Typography: The Basics
Typography is part of every day for a graphic designer and we use type in everything from logos, brochures and websites. Anything with wording or lettering involves some type of typography. So we think its time to look at this big part of everyday just a little closer.
Sometimes we forget about the little improvements you can make to a typeface by just by changing the tracking, kerning and leading. This can even make the difference between a good and bad typeface choice. Back in the days of the letterpress, all typesetting was done by hand, so the leading was a little more time consuming. But, in this digital age it is so easy to do in just a few clicks of a button!
A simple way to look at this by looking at the dictionary:
‘ The art or process of printing with type. The work of setting and arranging types and of printing from them’ (dictionary.reference.com)
However, this definition doesn’t really do this area of design justice. Type is all around us from the labels in our clothes to the social media sites we are all part of. All those typefaces where designed to look and feel a certain way. Some people notice the typography more than others, more often the bad is engrained into our memory.
We, as graphic designers, should make more time to pay attention to detail with our typography. Choosing a font is just the start of it, making sure that typeface is laid out into a readable fashion is the rest of a graphic designers job.
Here are just a few hints and tips to help you with your typography!
There are many classifications but each differs in technical specification and the mood they can create. We are just going to focus on the two most common, Serif and Sans Serif.
Serif typefaces refer to the small lines that are attached to main strokes of characters within the typeface. Their most common use is for body copy due to their readability. These classify the most traditional fonts and are still mainly seen in newspapers.
Sans serifs are recognized by their lack of serifs, these are considered modern due to their appearance.
Anatomy of type lists all the different characteristics a typeface can hold. To begin here we have just represented a few. For a comprehensive list visit: www.typographydeconstructed.com
Kerning describes the amount of space between two characters. When a typeface is created the space between the characters is automatically set. However, in some cases the space between the letters in too big or too small. Kerning is the art of adjusting the space between characters so that the eye can flow easily without being distracted. In the following examples you can see were kerning can be needed.
The space between the vertical lines is referred to as leading. This is measured by obtaining the distance between two baselines. This is due to the letterpress, when type was placed into the frame, strips of lead where placed in-between the lines of type to create space. This made the text readable by the viewer. Just as with kerning this is set due to readability and aesthetic style.
When leading is decreased, the block of text can appear more compacted. As an aesthetic style low amounts of leading can increase the pace of the reader and introduce the feelings of cramped conditions. This is can be very powerful if used to evoke these feelings.

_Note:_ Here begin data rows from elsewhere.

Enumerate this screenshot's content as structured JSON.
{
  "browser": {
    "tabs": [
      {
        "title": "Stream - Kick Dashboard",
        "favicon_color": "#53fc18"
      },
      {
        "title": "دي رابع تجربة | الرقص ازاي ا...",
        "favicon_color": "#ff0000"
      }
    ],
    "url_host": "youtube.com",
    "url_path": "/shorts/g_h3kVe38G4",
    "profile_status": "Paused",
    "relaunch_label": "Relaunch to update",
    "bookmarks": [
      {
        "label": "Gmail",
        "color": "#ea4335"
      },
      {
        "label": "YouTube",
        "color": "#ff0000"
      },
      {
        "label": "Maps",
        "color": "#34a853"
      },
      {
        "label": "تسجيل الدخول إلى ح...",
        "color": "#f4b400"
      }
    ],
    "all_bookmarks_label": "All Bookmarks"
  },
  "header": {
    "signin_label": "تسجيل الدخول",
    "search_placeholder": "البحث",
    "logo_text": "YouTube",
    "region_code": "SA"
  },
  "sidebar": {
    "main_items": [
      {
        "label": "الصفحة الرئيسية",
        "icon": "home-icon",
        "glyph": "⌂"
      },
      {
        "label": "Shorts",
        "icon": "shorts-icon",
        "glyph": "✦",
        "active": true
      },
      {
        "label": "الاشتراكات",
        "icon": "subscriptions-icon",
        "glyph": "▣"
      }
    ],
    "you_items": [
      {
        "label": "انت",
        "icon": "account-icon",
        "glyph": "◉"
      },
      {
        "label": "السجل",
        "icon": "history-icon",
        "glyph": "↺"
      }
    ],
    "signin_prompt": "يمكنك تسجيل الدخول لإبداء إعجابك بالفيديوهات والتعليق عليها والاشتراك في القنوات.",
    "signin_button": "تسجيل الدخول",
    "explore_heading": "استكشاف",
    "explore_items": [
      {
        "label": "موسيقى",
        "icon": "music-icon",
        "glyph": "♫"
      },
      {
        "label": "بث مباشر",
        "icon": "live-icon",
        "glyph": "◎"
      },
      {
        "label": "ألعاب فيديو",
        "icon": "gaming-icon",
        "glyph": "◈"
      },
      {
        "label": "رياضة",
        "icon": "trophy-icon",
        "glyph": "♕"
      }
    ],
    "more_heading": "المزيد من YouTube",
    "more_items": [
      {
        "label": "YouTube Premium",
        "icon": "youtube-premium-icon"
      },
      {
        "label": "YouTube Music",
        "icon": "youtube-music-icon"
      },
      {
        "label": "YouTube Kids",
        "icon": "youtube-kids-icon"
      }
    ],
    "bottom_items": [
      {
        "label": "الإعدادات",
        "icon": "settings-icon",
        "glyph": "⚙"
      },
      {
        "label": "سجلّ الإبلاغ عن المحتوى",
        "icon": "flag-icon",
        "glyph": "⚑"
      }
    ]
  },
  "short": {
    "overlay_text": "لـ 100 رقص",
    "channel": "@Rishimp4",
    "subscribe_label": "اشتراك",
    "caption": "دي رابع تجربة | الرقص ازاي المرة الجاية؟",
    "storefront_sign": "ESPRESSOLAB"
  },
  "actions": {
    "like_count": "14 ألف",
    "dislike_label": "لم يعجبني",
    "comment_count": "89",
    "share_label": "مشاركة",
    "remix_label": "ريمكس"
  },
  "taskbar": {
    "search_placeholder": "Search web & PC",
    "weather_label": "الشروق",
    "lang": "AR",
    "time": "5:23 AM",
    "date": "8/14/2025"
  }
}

Increasing leading can reduce the pace of the piece, by introducing more white space. It can also introduce a more relaxed feel to the written word.

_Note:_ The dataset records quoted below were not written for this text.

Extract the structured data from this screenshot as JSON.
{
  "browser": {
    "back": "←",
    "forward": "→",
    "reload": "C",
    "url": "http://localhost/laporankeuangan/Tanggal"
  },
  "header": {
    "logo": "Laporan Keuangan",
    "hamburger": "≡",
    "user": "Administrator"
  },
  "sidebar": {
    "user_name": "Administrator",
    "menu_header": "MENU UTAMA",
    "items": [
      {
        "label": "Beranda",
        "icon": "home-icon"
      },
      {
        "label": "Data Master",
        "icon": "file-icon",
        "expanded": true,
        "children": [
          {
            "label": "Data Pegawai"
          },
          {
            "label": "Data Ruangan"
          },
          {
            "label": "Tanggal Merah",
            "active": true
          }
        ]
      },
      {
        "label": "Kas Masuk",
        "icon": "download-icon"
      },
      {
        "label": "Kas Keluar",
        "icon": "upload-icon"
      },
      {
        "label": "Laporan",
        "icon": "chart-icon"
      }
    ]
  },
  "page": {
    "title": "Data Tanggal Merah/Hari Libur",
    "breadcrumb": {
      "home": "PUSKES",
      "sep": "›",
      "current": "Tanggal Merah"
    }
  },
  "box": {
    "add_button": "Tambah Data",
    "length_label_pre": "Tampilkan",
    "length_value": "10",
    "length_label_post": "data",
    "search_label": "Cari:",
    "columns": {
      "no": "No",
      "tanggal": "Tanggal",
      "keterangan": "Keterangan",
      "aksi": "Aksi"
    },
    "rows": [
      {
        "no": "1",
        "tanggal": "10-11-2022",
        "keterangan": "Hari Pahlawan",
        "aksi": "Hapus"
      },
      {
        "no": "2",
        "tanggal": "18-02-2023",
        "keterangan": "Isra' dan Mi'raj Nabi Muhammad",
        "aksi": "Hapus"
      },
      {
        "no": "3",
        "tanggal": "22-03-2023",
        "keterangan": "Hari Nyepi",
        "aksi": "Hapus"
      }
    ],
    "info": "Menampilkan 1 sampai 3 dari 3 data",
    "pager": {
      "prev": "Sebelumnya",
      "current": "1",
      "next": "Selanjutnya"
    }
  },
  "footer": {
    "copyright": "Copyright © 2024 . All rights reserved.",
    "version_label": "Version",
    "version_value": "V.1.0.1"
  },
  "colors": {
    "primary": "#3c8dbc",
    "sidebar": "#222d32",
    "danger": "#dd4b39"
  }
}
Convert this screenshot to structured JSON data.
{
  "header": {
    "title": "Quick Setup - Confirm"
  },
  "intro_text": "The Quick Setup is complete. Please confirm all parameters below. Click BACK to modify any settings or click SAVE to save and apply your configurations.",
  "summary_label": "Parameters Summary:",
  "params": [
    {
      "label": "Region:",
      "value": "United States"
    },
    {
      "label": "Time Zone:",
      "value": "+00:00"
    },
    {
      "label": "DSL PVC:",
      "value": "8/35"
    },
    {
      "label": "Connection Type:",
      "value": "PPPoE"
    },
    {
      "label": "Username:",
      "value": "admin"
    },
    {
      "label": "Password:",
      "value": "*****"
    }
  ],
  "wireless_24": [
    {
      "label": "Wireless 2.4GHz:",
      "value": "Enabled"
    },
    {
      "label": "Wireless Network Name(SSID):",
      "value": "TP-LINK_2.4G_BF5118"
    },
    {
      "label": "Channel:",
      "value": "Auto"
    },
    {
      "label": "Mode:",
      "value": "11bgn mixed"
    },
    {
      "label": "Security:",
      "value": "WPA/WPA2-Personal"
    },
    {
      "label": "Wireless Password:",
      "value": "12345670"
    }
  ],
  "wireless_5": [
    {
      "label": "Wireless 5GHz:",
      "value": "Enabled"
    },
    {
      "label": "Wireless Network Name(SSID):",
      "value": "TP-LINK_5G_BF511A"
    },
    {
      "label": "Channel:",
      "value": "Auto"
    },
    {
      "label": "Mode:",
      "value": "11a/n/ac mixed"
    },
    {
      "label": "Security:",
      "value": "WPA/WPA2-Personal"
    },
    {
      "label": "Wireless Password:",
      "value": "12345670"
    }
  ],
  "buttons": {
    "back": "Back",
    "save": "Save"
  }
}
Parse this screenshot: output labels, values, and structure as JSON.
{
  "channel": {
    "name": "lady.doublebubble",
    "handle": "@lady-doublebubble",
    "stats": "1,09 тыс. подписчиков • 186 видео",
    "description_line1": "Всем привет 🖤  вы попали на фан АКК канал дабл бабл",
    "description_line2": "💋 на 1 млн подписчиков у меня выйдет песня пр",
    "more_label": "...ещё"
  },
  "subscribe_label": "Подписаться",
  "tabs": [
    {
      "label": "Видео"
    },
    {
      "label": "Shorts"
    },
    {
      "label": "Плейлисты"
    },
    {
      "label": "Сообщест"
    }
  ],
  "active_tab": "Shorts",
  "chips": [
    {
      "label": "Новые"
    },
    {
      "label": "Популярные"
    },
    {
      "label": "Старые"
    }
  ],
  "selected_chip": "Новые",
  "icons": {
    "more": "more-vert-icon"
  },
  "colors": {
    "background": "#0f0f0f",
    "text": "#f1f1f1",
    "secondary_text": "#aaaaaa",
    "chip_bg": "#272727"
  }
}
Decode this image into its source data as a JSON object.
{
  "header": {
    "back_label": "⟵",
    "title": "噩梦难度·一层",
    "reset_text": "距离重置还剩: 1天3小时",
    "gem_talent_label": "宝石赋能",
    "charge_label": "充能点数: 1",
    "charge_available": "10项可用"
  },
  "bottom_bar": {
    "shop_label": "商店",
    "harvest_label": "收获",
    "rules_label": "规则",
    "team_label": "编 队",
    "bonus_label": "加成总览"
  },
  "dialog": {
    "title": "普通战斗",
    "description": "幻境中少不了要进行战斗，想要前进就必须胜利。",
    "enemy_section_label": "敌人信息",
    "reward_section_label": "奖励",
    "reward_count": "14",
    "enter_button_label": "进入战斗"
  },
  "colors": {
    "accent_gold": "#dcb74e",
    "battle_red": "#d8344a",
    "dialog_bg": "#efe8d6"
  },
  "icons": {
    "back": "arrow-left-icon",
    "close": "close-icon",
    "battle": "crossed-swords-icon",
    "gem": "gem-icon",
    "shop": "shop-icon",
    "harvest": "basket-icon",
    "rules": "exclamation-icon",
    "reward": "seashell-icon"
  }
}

Tracking is the name given to the space between groups of characters. This can also be known as letter spacing. Tracking is described as being either loose or tight. Tight tracking is when the characters are closer together. Loose tracking describes a larger distance between each character. The same aesthetic styles can be created as kerning, by using the same treatment of space.